Moving on to the talk about her studies, Dr Gokhale says that the lady students had to visit Cama Hospital to study and observe 20 surgeries. In her case, Dr Zerad said that the students should spend a month in the hospital, which in retrospect helped Gokhale and her batchmates hone their skills in mid-wifery. “After passing out, I was given the honorary position of House Surgeon in Cama Hospital. I worked there for nearly 10-11 years. It was in this period that I met Baba or Balkrishna Gokhale, my husband and a Communist leader. I have included a chapter titled ‘Baba’ in the second edition, which was not there in the first. Baba and I have deep love for each other, and we were also very good friends. But since I wrote about my life in the book, I didn’t include many details about him in it. This resulted in some people coming up to me and asking if we didn’t get along well,” she adds with a chuckle. The second edition also includes another article, ‘Me Aani Maze Dev’ which she had written for another publication.

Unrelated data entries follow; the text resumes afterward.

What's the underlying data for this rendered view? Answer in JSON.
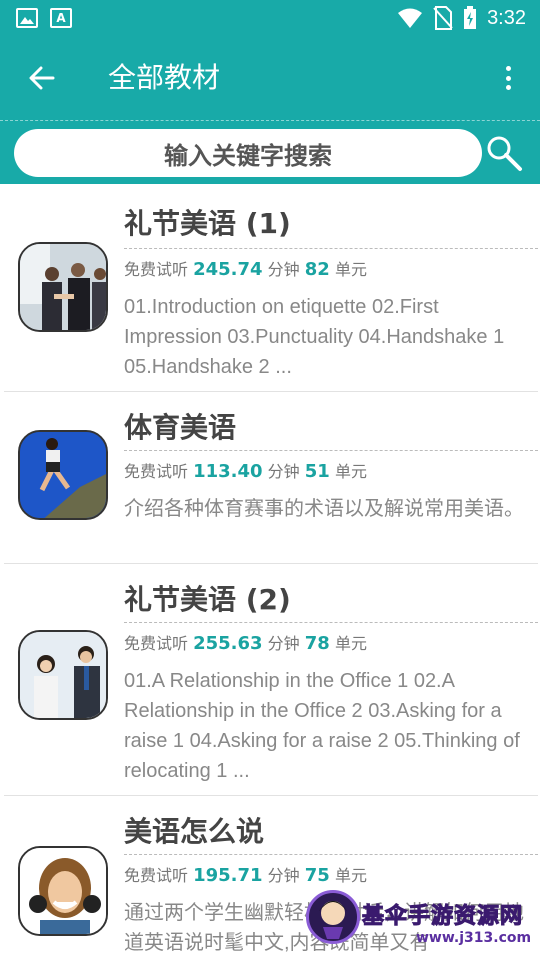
{
  "status_bar": {
    "time": "3:32",
    "left_icons": [
      "image-icon",
      "font-icon"
    ],
    "right_icons": [
      "wifi-icon",
      "no-sim-icon",
      "battery-charging-icon"
    ]
  },
  "app_bar": {
    "title": "全部教材",
    "back_icon": "arrow-left-icon",
    "menu_icon": "more-vert-icon"
  },
  "search": {
    "placeholder": "输入关键字搜索",
    "icon": "search-icon"
  },
  "courses": [
    {
      "title": "礼节美语 (1)",
      "trial_label": "免费试听",
      "minutes": "245.74",
      "minutes_label": "分钟",
      "units": "82",
      "units_label": "单元",
      "description": "01.Introduction on etiquette 02.First Impression 03.Punctuality 04.Handshake 1 05.Handshake 2 ..."
    },
    {
      "title": "体育美语",
      "trial_label": "免费试听",
      "minutes": "113.40",
      "minutes_label": "分钟",
      "units": "51",
      "units_label": "单元",
      "description": "介绍各种体育赛事的术语以及解说常用美语。"
    },
    {
      "title": "礼节美语 (2)",
      "trial_label": "免费试听",
      "minutes": "255.63",
      "minutes_label": "分钟",
      "units": "78",
      "units_label": "单元",
      "description": "01.A Relationship in the Office 1 02.A Relationship in the Office 2 03.Asking for a raise 1 04.Asking for a raise 2 05.Thinking of relocating 1 ..."
    },
    {
      "title": "美语怎么说",
      "trial_label": "免费试听",
      "minutes": "195.71",
      "minutes_label": "分钟",
      "units": "75",
      "units_label": "单元",
      "description": "通过两个学生幽默轻松的对话，讲解如何用地道英语说时髦中文,内容既简单又有"
    }
  ],
  "watermark": {
    "title": "基伞手游资源网",
    "url": "www.j313.com"
  },
  "colors": {
    "primary": "#18aaa8",
    "accent_number": "#1aa3a1",
    "title_text": "#444444",
    "desc_text": "#888888"
  }
}
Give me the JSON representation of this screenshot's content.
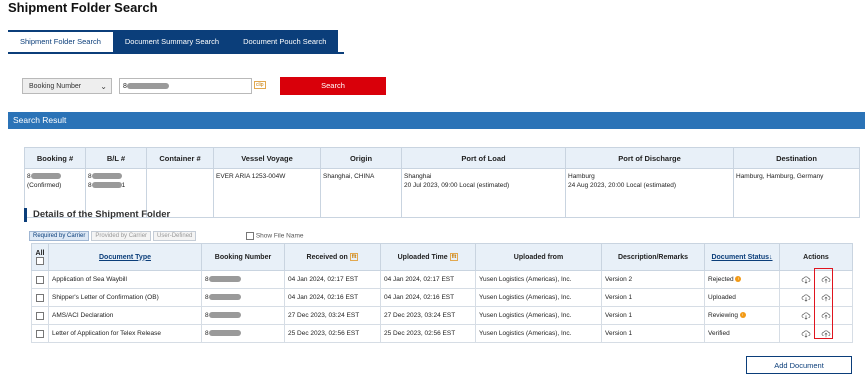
{
  "page": {
    "title": "Shipment Folder Search"
  },
  "tabs": [
    "Shipment Folder Search",
    "Document Summary Search",
    "Document Pouch Search"
  ],
  "search": {
    "type_value": "Booking Number",
    "input_prefix": "8",
    "button_label": "Search"
  },
  "result_bar": "Search Result",
  "result_table": {
    "headers": [
      "Booking #",
      "B/L #",
      "Container #",
      "Vessel Voyage",
      "Origin",
      "Port of Load",
      "Port of Discharge",
      "Destination"
    ],
    "row": {
      "booking_prefix": "8",
      "booking_status": "(Confirmed)",
      "bl_prefix_1": "8",
      "bl_prefix_2": "8",
      "bl_suffix_2": "1",
      "container": "",
      "vessel": "EVER ARIA 1253-004W",
      "origin": "Shanghai, CHINA",
      "pol_city": "Shanghai",
      "pol_time": "20 Jul 2023, 09:00 Local (estimated)",
      "pod_city": "Hamburg",
      "pod_time": "24 Aug 2023, 20:00 Local (estimated)",
      "destination": "Hamburg, Hamburg, Germany"
    }
  },
  "details": {
    "title": "Details of the Shipment Folder",
    "subtabs": [
      "Required by Carrier",
      "Provided by Carrier",
      "User-Defined"
    ],
    "show_file_name": "Show File Name",
    "headers": {
      "all": "All",
      "doc_type": "Document Type",
      "booking": "Booking Number",
      "received": "Received on",
      "uploaded_time": "Uploaded Time",
      "uploaded_from": "Uploaded from",
      "desc": "Description/Remarks",
      "status": "Document Status↓",
      "actions": "Actions"
    },
    "rows": [
      {
        "doc_type": "Application of Sea Waybill",
        "booking": "8",
        "received": "04 Jan 2024, 02:17 EST",
        "uploaded": "04 Jan 2024, 02:17 EST",
        "from": "Yusen Logistics (Americas), Inc.",
        "desc": "Version 2",
        "status": "Rejected"
      },
      {
        "doc_type": "Shipper's Letter of Confirmation (OB)",
        "booking": "8",
        "received": "04 Jan 2024, 02:16 EST",
        "uploaded": "04 Jan 2024, 02:16 EST",
        "from": "Yusen Logistics (Americas), Inc.",
        "desc": "Version 1",
        "status": "Uploaded"
      },
      {
        "doc_type": "AMS/ACI Declaration",
        "booking": "8",
        "received": "27 Dec 2023, 03:24 EST",
        "uploaded": "27 Dec 2023, 03:24 EST",
        "from": "Yusen Logistics (Americas), Inc.",
        "desc": "Version 1",
        "status": "Reviewing"
      },
      {
        "doc_type": "Letter of Application for Telex Release",
        "booking": "8",
        "received": "25 Dec 2023, 02:56 EST",
        "uploaded": "25 Dec 2023, 02:56 EST",
        "from": "Yusen Logistics (Americas), Inc.",
        "desc": "Version 1",
        "status": "Verified"
      }
    ],
    "add_button": "Add Document"
  },
  "icons": {
    "clip": "clip-icon",
    "download": "cloud-download-icon",
    "upload": "cloud-upload-icon",
    "warning": "warning-icon"
  },
  "colors": {
    "brand": "#0b3e7a",
    "bar": "#2b73b7",
    "search": "#d9000a",
    "highlight": "#e0141e"
  }
}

From Mumbai, Gokhale moved to Pune and here again she worked in various hospitals, private clinics and set up her consulting room and a eight-bed hospital, putting to use her medical experience and homegrown common sense. “During my first delivery, a nurse told me to bring ‘toop’ or ghee from home, because it could have been adulterated in the nursing home I was admitted to. In those days, nursing homes used to serve meals for the new mothers. That was one lesson I didn’t forget. So when I started my hospital, I would make toop at home and hand over those jars to the new moms, so that the staff couldn’t pilfer it. In my family, special meals were served for new mothers — meals which included ghee, lime pickle, varan (dal) and Ambemohar rice, haaliv ladoos etc (ladoos made from garden cress seeds). I ensured that my patients got all this. When I was a visiting doctor in Rajgurunagar’s health centre, managed by Bombay Mother and Children’s Welfare, I would do my vegetable shopping in the wholesale market at Chakan and use them in cooking meals for the patients. I would marinate lime pickle for a year and so on,” says Gokhale.
On medicines and treatment, she says that the discovery of antibiotics was truly a life-saver and made surgeries easy. “Infertility amongst women and men was a problem even then. When such cases would come to me, I would first send the husband to undergo a few tests. I would encourage artificial insemination of women with their husband’s semen. As far as surgeries were concerned, antibiotics made our work easy. I believe in ‘prevention is better than cure’,” she adds.
Now, she prefers to concentrate her energies on knitting, and solving sudokus and crosswords. “My mobility is limited now because I need a walker. But my brain and hands work. So I spend my time knitting, making mobile covers and sling purses,” she says with a wide smile.